Designers leveraged 10, 40-foot-long shipping containers connected together to create one cohesive space for Puma and its partners. The Yard housed the official America’s Cup and Oracle Team USA stores on the lower level, as well as the PUMA Social Club & Bar on the second story. “It’s the pinnacle of what we’ve done for PUMA at past sailing events. Here we combined two shipping units and connected them with a bridge. From a sustainable perspective it was a very good solution for PUMA not to start from scratch and build a new pavilion, but to use what they already had and combine it,” Reinders says. Kubik has found that using shipping containers as architecture eases setup onsite. “Basically it’s plug and play, although we have developed that over the years. It takes a lot of experience to combine those with regard to air conditioning, WiFi systems, retail settings, cashiers desks and display areas,” Reinders says.
PUMA had its own dedicated retail space at the event, and it leveraged shipping containers as architecture, as well. This space featured a completely different setup from the PUMA Yard, however. Designers created a simpler horseshoe-style configuration with three containers, allowing for set up of a fully operational store within one day.
America’s Cup Village R/C Pool
San Fran’s Marina Green housed the America’s Cup Village, where a large pool retrofit with fans gave attendees a chance to captain remote-controlled yachts and get a taste of the conditions the competitors were facing out on the bay. Since the San Francisco Bay is a relatively contained area for a sailing race, attendees could see the racing up close from the shore for the first time in the race’s history.

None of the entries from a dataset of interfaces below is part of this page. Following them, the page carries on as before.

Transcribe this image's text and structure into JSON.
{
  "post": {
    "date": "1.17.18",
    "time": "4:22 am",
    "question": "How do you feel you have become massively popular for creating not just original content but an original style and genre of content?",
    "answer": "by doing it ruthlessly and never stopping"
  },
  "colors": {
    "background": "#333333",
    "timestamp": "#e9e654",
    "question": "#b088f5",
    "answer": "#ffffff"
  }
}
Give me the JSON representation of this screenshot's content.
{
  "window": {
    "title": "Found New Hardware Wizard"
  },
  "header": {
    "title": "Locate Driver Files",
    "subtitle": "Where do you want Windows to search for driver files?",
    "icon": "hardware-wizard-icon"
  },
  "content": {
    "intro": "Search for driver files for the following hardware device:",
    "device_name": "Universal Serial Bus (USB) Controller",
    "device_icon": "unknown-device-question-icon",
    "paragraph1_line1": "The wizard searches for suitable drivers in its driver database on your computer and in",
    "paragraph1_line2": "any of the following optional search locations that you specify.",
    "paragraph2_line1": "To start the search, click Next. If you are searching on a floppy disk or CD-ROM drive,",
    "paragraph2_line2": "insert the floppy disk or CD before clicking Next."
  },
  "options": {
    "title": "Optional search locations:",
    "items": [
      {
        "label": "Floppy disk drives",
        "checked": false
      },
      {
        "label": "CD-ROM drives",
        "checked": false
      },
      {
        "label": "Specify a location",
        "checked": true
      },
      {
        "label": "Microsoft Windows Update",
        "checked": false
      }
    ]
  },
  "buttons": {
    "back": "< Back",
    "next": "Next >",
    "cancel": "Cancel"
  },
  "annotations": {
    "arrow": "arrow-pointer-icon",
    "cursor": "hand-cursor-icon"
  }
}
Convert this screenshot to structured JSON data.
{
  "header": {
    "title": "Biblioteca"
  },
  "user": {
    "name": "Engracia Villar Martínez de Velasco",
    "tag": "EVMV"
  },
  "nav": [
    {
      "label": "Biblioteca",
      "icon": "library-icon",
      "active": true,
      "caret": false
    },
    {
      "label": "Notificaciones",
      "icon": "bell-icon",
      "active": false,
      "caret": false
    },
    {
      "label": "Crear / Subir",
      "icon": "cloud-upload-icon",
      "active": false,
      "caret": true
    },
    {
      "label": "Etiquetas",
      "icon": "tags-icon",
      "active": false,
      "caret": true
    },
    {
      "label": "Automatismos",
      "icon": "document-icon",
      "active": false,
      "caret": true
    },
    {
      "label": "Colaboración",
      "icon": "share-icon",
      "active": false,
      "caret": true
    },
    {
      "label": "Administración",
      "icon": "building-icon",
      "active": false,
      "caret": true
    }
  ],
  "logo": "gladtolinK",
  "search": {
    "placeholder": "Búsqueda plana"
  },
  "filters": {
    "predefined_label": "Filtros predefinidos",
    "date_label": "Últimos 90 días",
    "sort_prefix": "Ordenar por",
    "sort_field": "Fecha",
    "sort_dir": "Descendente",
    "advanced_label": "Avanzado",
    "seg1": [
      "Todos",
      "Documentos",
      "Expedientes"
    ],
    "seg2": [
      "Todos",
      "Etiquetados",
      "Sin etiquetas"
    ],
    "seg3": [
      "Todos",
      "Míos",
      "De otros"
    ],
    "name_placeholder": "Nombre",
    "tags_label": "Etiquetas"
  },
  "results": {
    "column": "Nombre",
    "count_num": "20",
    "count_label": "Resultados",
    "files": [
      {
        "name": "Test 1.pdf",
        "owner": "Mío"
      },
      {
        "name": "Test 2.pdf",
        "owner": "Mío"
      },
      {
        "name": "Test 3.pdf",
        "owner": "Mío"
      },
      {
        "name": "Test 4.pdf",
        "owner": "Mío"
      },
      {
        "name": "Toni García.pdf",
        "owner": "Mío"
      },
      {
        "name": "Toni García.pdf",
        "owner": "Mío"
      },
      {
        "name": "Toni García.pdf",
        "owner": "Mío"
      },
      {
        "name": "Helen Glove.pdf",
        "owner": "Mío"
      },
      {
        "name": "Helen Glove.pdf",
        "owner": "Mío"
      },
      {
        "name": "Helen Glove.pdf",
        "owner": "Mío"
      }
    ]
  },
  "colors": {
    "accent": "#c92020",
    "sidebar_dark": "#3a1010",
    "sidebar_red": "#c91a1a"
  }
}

That meant organizers and sponsors needed to entertain the audience during downtime, so before, after and between races, visitors could experience what it takes to sail the yachts on a small scale. “The moment you have a remote control in your hands, you realize that sailing is something that takes real skill to do properly—that’s the fun part of it,” Reinders says.